For example, diesel fumes and neonicotinoid pesticides both reduce bees' foraging efficiency by disturbing chemical communications in their brains.

Modern intensive agriculture disturbs bee nutrition, which impairs their brain.

Climate change interferes with the relationship between bees and the plants on which they feed.

In addition, managed honey bees are afflicted by a range of pests, viruses and predators that have been spread around the world as a side-effect of international trade.

The worst is the ominously named Varroa destructor mite, which causes brain development disorders.

What can we do?

At the global level, to preserve our bees we have to improve the environments in which they collect food. Every small action can make a difference.

Planting flower borders with bee-friendly flowers in your garden can provide food for both wild and domestic bees.

You can reduce or eliminate the use of herbicides or pesticides when gardening.

Even mowing the lawn less often can help bees out.

You could install a native bee hive or insect hotel.

Another tempting option is to buy local honey, which often has a more distinctive flavour than mass-produced versions.

In Australia, we are fortunate in that our bees seem to be doing better than many other parts of the world.

The Varroa mite has not yet invaded our shores, and in many areas bees can access pesticide-free bushland (although unlike Europe, Australia has not yet banned use of neonicotinoids in agriculture).

Australia also has an incredibly rich diversity of wild native bees — up to 1,600 different species, including our emblematic stingless bees.

Even so, to protect this diversity we need better surveys of how these species are doing.

Ten years on from the alarm over disappearing bees, it is fair to say we now know the nature of the problem and what can be done to fix it.

It's up to us to take the steps needed to sustain these precious pollinators of our food for the future.

Simon Klein is a PhD student studying bee cognition and behaviour at Université Toulouse III — Paul Sabatier and Macquarie University.

Andrew Barron is an associate professor in the department of biological sciences at Macquarie University.

Originally published in The Conversation. Taken from the ABC News website.

Future Meetings

July – Sharif's – Coffs Harbour

August – Frank's-  Coffs Harbour

September – Glenn's – Nana Glen

October -  Merridy's – Glennifer

November – AGM – Lou's – Bowraville

December – Xmas party – venue to be decided on.

Next Meeting
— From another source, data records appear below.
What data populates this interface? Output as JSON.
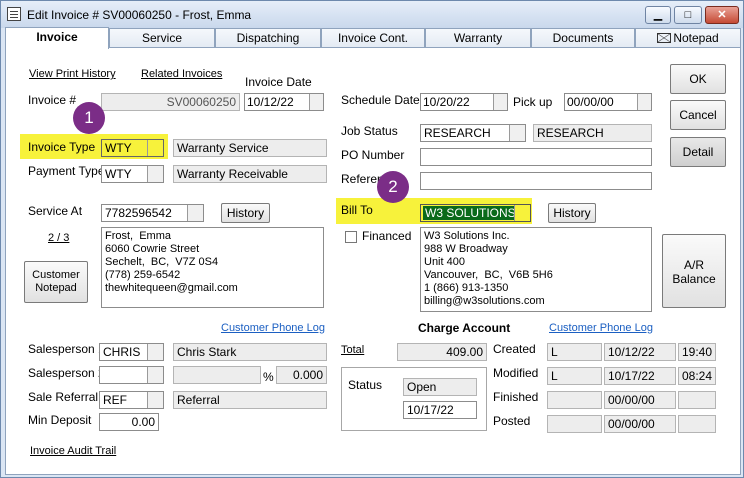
{
  "window": {
    "title": "Edit Invoice # SV00060250  -  Frost, Emma",
    "minimize": "▁",
    "maximize": "□",
    "close": "✕"
  },
  "tabs": [
    "Invoice",
    "Service",
    "Dispatching",
    "Invoice Cont.",
    "Warranty",
    "Documents",
    "Notepad"
  ],
  "links": {
    "view_print_history": "View Print History",
    "related_invoices": "Related Invoices",
    "customer_phone_log_left": "Customer Phone Log",
    "customer_phone_log_right": "Customer Phone Log",
    "invoice_audit_trail": "Invoice Audit Trail",
    "page_counter": "2 / 3",
    "total": "Total"
  },
  "labels": {
    "invoice_num": "Invoice #",
    "invoice_date": "Invoice Date",
    "invoice_type": "Invoice Type",
    "payment_type": "Payment Type",
    "service_at": "Service At",
    "schedule_date": "Schedule Date",
    "pick_up": "Pick up",
    "job_status": "Job Status",
    "po_number": "PO Number",
    "reference": "Referen",
    "bill_to": "Bill To",
    "financed": "Financed",
    "salesperson1": "Salesperson 1",
    "salesperson2": "Salesperson 2",
    "sale_referral": "Sale Referral",
    "min_deposit": "Min Deposit",
    "charge_account": "Charge Account",
    "status": "Status",
    "created": "Created",
    "modified": "Modified",
    "finished": "Finished",
    "posted": "Posted",
    "percent": "%"
  },
  "fields": {
    "invoice_num": "SV00060250",
    "invoice_date": "10/12/22",
    "invoice_type": "WTY",
    "invoice_type_desc": "Warranty Service",
    "payment_type": "WTY",
    "payment_type_desc": "Warranty Receivable",
    "service_at": "7782596542",
    "schedule_date": "10/20/22",
    "pick_up": "00/00/00",
    "job_status": "RESEARCH",
    "job_status_desc": "RESEARCH",
    "po_number": "",
    "reference": "",
    "bill_to": "W3 SOLUTIONS",
    "salesperson1": "CHRIS",
    "salesperson1_name": "Chris Stark",
    "salesperson2": "",
    "salesperson2_name": "",
    "salesperson2_pct": "0.000",
    "sale_referral": "REF",
    "sale_referral_desc": "Referral",
    "min_deposit": "0.00",
    "total": "409.00",
    "status": "Open",
    "status_date": "10/17/22",
    "created_by": "L",
    "created_date": "10/12/22",
    "created_time": "19:40",
    "modified_by": "L",
    "modified_date": "10/17/22",
    "modified_time": "08:24",
    "finished_by": "",
    "finished_date": "00/00/00",
    "finished_time": "",
    "posted_by": "",
    "posted_date": "00/00/00",
    "posted_time": ""
  },
  "service_address": "Frost,  Emma\n6060 Cowrie Street\nSechelt,  BC,  V7Z 0S4\n(778) 259-6542\nthewhitequeen@gmail.com",
  "bill_to_address": "W3 Solutions Inc.\n988 W Broadway\nUnit 400\nVancouver,  BC,  V6B 5H6\n1 (866) 913-1350\nbilling@w3solutions.com",
  "buttons": {
    "ok": "OK",
    "cancel": "Cancel",
    "detail": "Detail",
    "history_service": "History",
    "history_bill": "History",
    "customer_notepad_line1": "Customer",
    "customer_notepad_line2": "Notepad",
    "ar_line1": "A/R",
    "ar_line2": "Balance"
  },
  "annotations": [
    "1",
    "2"
  ],
  "colors": {
    "highlight": "#f7f23b",
    "badge": "#7b2d87",
    "bill_to_selection": "#0a6a1a",
    "link_blue": "#1b5fc2"
  }
}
The next meeting will be held on Sunday, June 11th at Bonville Creek Farm, Bonville.

Phone : Paul Campbell -  0400 225048

Address : Bonville Station Rd, Bonville Creek,  Bonville

Time:     10:00am for 10:30 start

Activity : There may be an hive activity so please bring protective clothing.

Any suggestions for an activity are welcome. We can possibly do Frame or hive construction.

Lunch: BBQ - $5.00 – at 12:30pm – please bring a luncheon item and something for morning tea/dessert.

Please bring a raffle prize

Also bring a chair and don't forget your nametags

Directions :

From the South : Turn off the highway at Archville Station Rd, then right at the roundabout onto Pine Creek Way. Take the second on the right (Bonville Station Rd) and follow it across the highway past the school, and near the end of the road turn into Bonville Creek Farm.

Follow the Bee Meeting signs and the yellow and black balloons.

From the North: Turn off the highway at the Lyons Rd turnoff (Bonville), then right at the roundabout, cross the highway, and left at the roundabout onto Pine Creek Way. Turn left at Bonville Station Rd and follow to the farm as above.

Enquiries : 

Mal Banks - 6649 0990    or     Peter Dickson Smith – 6649-2009

Please give comments, ask questions, make suggestions, or give feedback at the next meeting.

We are starting a suggestion box.